Two weeks of flat-out riding. More than 8,000km of on-and-off-road action. Sand dunes as tall as buildings. It could be argued that the Dakar Rally is one of the toughest challenges on two-and-four wheels around. However, for 34 brave riders in the Original By Motul category, they have taken tough to a whole new level by riding completely unassisted. The event attracts both amateur and professional riders, young and old. Let’s take a look at the people not letting age get in the way of the adventure of a lifetime.
Patrice Carillon, 57
At 57-years-old, Patrice is the oldest competitor in the Original By Motul class, but by no means is he a stranger to the Dakar. This is the hotel and restaurant owner’s 14th event. Racing since the age of 20, the Frenchman still participates in motocross and does a bit of boxing on the side to stay in shape.
Philippe Cavelius, 55
A love of geography and discovering new places is part of the desire behind Philippe’s decision to take part in the Dakar Rally. In fact, he’s so fond of exploration, this is his ninth Dakar. In the 2015 Dakar, he was nearly crushed by a truck that didn’t see him on the other side of a dune, but that hasn’t put him off competing since. When he’s not taking part in the Dakar, the married father of two grown-up children owns a company that makes dental prostheses.
Cesare Zacchetti, 52

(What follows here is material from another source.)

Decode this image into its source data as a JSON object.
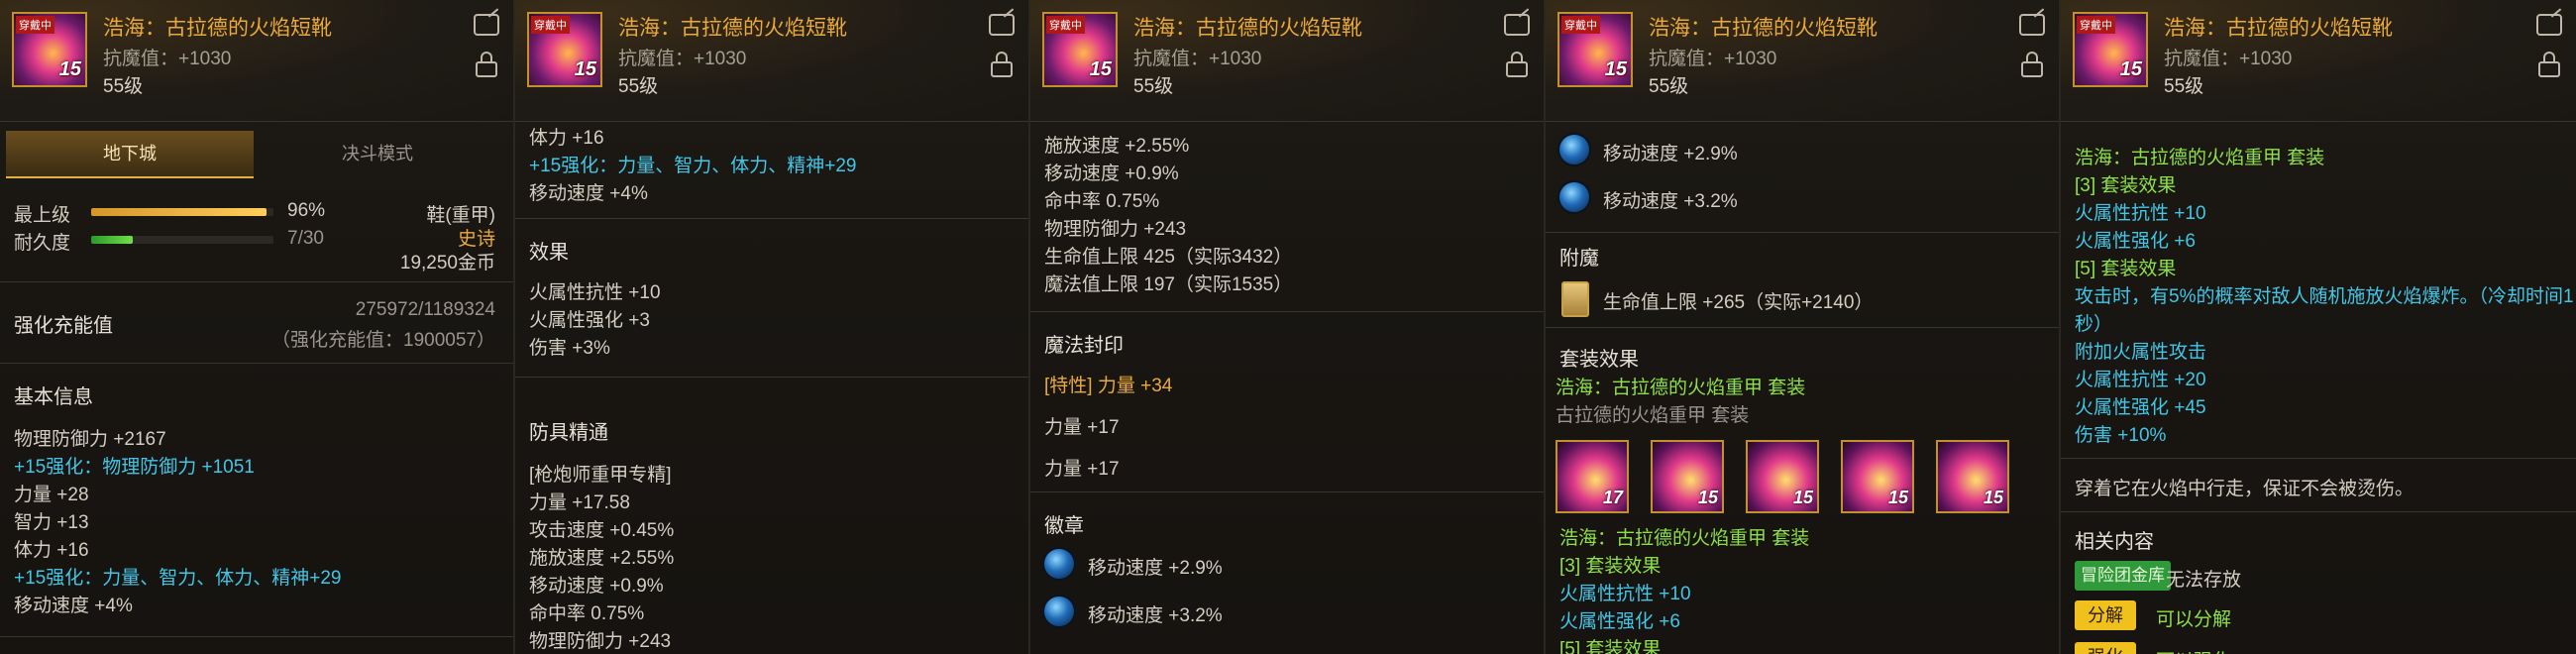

Now competing in his fourth Dakar, Cesare isn’t in it for a fast time or a podium position. Instead, the Italian who runs an outdoor clothing company is in it for the adventure. This has shaped how he approaches the Dakar. He said: “I'm in my fourth Dakar and now I can finally take advantage of the experience I've had so far. Every little inconvenience can be like an avalanche, be it a breakdown or a physical illness: it starts as a small thing, but then when you have to carry it on day after day for 12 stages it can become a big problem. Maybe you take a blow to the leg that doesn't seem like anything, then it starts to hurt and it annoys you, this takes away your concentration and maybe it leads you into another mistake, bigger, and so on, like a domino. Last year I treasured this important teaching and drove conservatively, paying attention to even small hitches. I overtook many riders who ran into these mistakes and so I was able to improve my result a lot.”

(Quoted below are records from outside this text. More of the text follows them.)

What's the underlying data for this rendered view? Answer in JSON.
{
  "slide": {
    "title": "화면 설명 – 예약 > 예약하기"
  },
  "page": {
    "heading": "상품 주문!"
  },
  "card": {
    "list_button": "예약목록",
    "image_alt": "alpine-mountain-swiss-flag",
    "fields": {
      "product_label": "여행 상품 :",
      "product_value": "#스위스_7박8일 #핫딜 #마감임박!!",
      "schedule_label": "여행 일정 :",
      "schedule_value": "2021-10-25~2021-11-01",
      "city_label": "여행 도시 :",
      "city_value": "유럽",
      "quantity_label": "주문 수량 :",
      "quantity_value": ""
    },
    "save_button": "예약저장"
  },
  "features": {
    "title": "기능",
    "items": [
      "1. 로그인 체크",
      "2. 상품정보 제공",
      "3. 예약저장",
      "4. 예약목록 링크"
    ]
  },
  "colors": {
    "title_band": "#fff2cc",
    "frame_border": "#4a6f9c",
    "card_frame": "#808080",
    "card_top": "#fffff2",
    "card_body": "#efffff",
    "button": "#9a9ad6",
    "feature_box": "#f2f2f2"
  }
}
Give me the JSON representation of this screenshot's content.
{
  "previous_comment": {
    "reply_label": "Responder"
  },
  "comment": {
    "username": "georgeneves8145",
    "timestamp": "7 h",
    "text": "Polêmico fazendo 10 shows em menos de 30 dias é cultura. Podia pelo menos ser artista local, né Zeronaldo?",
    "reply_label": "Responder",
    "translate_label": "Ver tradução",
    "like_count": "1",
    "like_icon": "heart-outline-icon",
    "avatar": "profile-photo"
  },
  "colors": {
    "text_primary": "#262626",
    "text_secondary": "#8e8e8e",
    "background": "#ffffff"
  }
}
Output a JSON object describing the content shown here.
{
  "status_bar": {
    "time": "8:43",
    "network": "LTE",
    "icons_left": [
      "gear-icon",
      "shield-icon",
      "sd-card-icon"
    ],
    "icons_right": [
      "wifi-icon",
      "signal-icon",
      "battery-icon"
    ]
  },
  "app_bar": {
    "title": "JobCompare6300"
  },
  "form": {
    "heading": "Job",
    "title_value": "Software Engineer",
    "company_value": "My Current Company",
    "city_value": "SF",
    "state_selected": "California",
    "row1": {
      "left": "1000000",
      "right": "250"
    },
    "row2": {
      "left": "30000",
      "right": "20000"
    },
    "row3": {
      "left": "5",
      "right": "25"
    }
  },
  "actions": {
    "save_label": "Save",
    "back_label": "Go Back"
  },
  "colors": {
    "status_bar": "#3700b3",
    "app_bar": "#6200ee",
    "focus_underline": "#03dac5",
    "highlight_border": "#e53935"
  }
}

Gabor Saghmeister, 50
Serbian Gabor became a grandfather recently but he’s not ready for his slippers and footstool in front of the television yet. This is his 14th Dakar and he shows no sign of slowing down. As an eight-time winner of the Serbian National Championship in motocross, he brings a lot of experience to the Dakar. His dream is to compete in a car in the Dakar, but he’s having too much fun going it alone in the Original By Motul. “The challenge for me is to ride in difficult conditions in the desert and to orient myself in this vast landscape. There were many dangerous situations, but I overcame them and made a few friends for life,” he said.

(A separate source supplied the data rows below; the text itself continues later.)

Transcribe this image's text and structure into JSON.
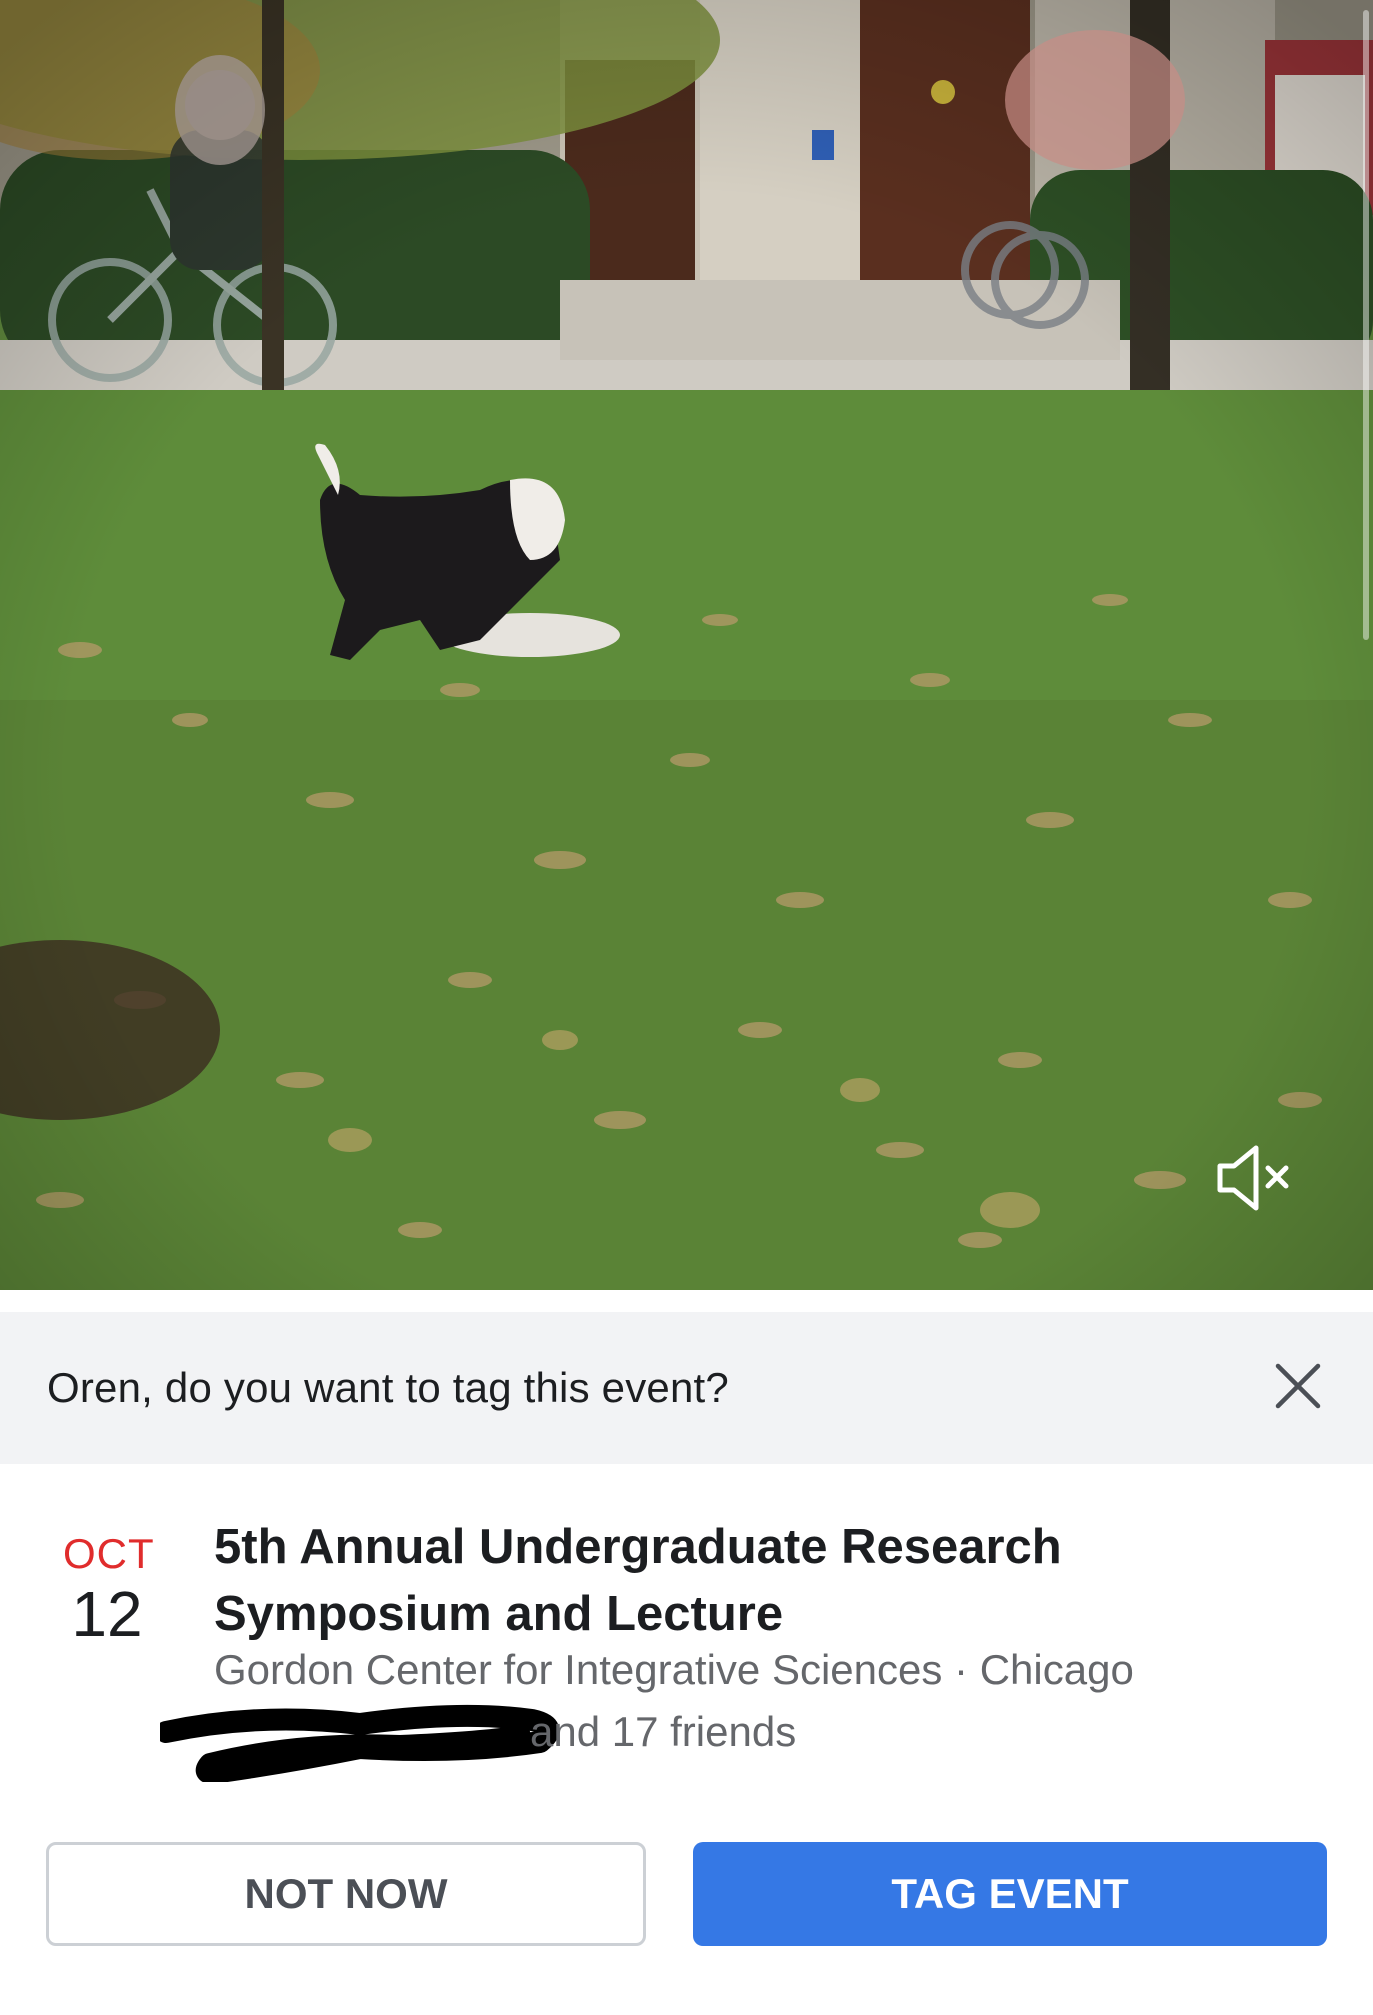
{
  "prompt": {
    "text": "Oren, do you want to tag this event?",
    "close_icon": "close-icon"
  },
  "video": {
    "mute_icon": "speaker-muted-icon"
  },
  "event": {
    "month": "OCT",
    "day": "12",
    "title": "5th Annual Undergraduate Research Symposium and Lecture",
    "location": "Gordon Center for Integrative Sciences · Chicago",
    "friends_text": "and 17 friends"
  },
  "buttons": {
    "not_now": "NOT NOW",
    "tag_event": "TAG EVENT"
  },
  "colors": {
    "accent": "#3578e5",
    "date_month": "#e02c2c",
    "prompt_bg": "#f2f3f5"
  }
}
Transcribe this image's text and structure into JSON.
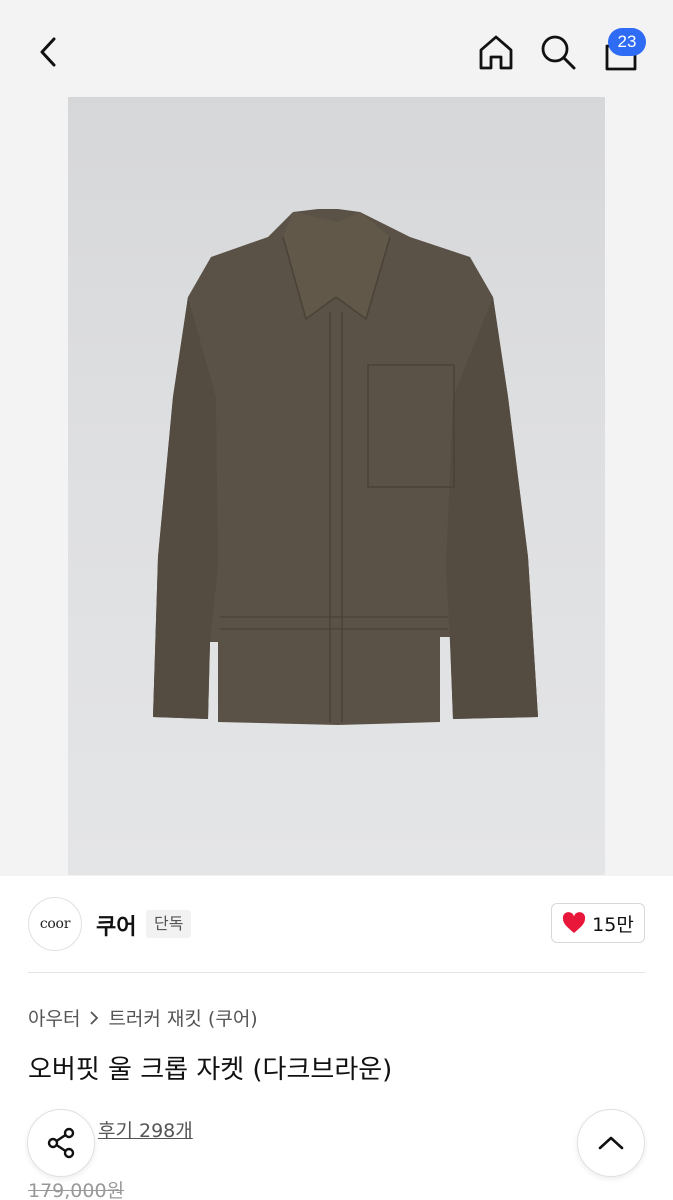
{
  "header": {
    "back_icon": "chevron-left-icon",
    "home_icon": "home-icon",
    "search_icon": "search-icon",
    "cart_icon": "shopping-bag-icon",
    "cart_count": "23",
    "badge_color": "#2f6cf6"
  },
  "product_image": {
    "subject": "jacket",
    "jacket_color": "#5b5247",
    "background_color": "#dcdddf"
  },
  "brand": {
    "logo_text": "coor",
    "name": "쿠어",
    "tag": "단독",
    "like_icon": "heart-icon",
    "like_color": "#e8173a",
    "like_count": "15만"
  },
  "breadcrumb": {
    "items": [
      "아우터",
      "트러커 재킷 (쿠어)"
    ],
    "separator_icon": "chevron-right-icon"
  },
  "product": {
    "title": "오버핏 울 크롭 자켓 (다크브라운)",
    "review_link": "후기 298개",
    "original_price": "179,000원"
  },
  "floating": {
    "share_icon": "share-icon",
    "scroll_top_icon": "chevron-up-icon"
  }
}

Fabrice Chirent, 50
Frenchman Fabrice has loved motorcycles since he was five years old. Turning 50 on the same day this year’s rally started, this is his third Dakar and he’s once again rising to the challenge of the Original By Motul, which is, according to him, “the hardest way to ride a Dakar”. Fabrice is no strange to adventure: he previously worked as a physio on the Tour de France and La Vuelta. “The Dakar looks a lot like a great cycling tour,” he said. “It's a stage race where you have to go beyond your limits on a daily basis. And the more we advance, the more it is necessary to stay in shape physically and mentally. In the acceptance of suffering and in difficulty, there are many similarities between what cyclists and pilots endure.”
© Pictures: ASO / DPI